Professionals in the field widely accept the term “family illness,” which loved ones can also understand by examining their own role in the clinical picture. The energy and attitudes we emit can be likened to an invisible element that permeates the air we breathe. Therefore, just as we take in hydrogen, nitrogen, and oxygen from the air, the energy we emit also becomes part of the life force that permeates our bodies.
Some people seem to be surrounded by toxic energy, and conflict seems to follow them wherever they go. These individuals often destroy close relationships without realizing their pattern. Even if they become aware of their behavior, they will rationalize and justify their actions and blame others. The neuroses at play here are beyond the scope of this section, but identifying these individuals is essential.

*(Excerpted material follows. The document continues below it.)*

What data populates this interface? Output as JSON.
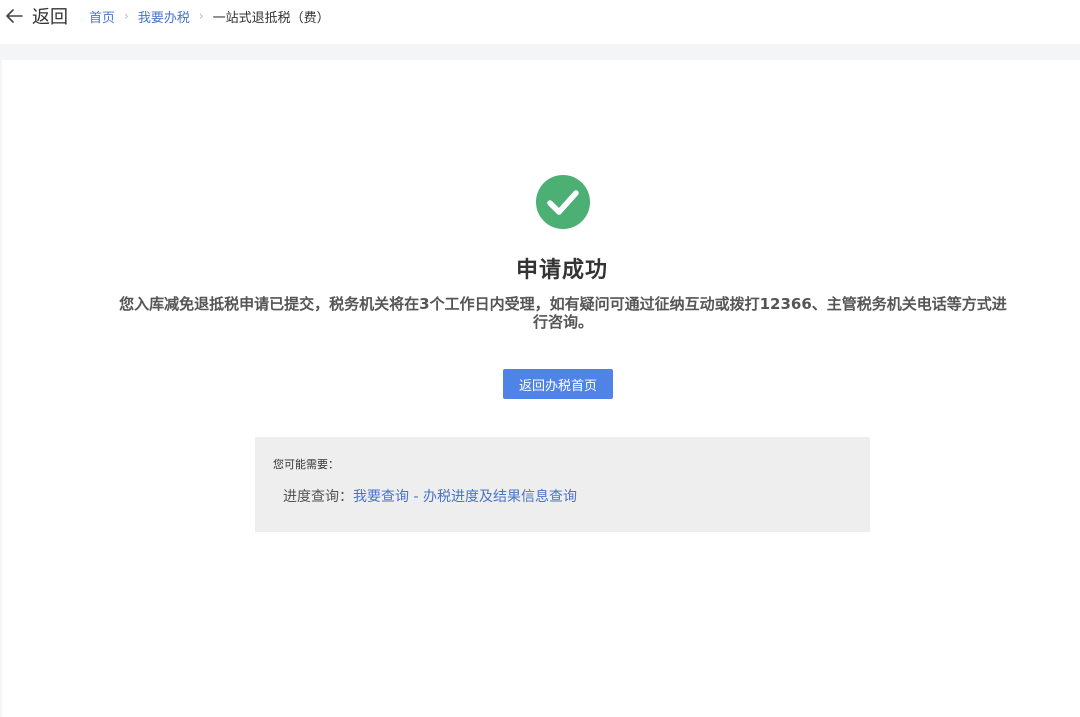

Many people recovering from addiction were once in relationships with or were themselves individuals who emit toxic energy. It takes discipline and courage to identify and distance ourselves from these relationships, which can significantly impact our recovery prognosis.
So, how can we determine if someone is supportive or destructive of our recovery?
A good test is to ask yourself if you routinely feel worse after speaking to or being around this person. If the answer is yes, we recommend intentionally putting some distance between yourself and them.
Bringing it all together.
We believe that addiction stems from loneliness. Almost every individual struggling with addiction admits to having felt deeply lonely throughout much of their lives.
Although it would be ideal if the feeling vanished once addiction ends, the reality is that addiction is often a form of self-treatment for loneliness. Consequently, we anticipate that the sense of loneliness may even intensify initially.
To combat this issue, the only known solution is to connect with people who have had similar experiences. Joining a community of peers is an enriching experience that you wouldn’t want to miss.
Explore different communities
Our recommendation is to attend meetings or virtual gatherings hosted by various groups. Checking them out will help you discover what you enjoy!
Pick one that makes you feel comfortable
To increase your chances of success in a group, look for one that creates a sense of safety. Feeling secure is the most crucial aspect of a successful therapeutic group. Once you find a group that makes you feel safe, dive right in and get started!
Seek outside help when needed
It’s important to understand that these groups typically consist of non-professionals who provide mutual support. They are regular people, just like you. If you encounter any medical or psychological concerns, it’s crucial to seek outside assistance instead of relying solely on the group’s suggestions.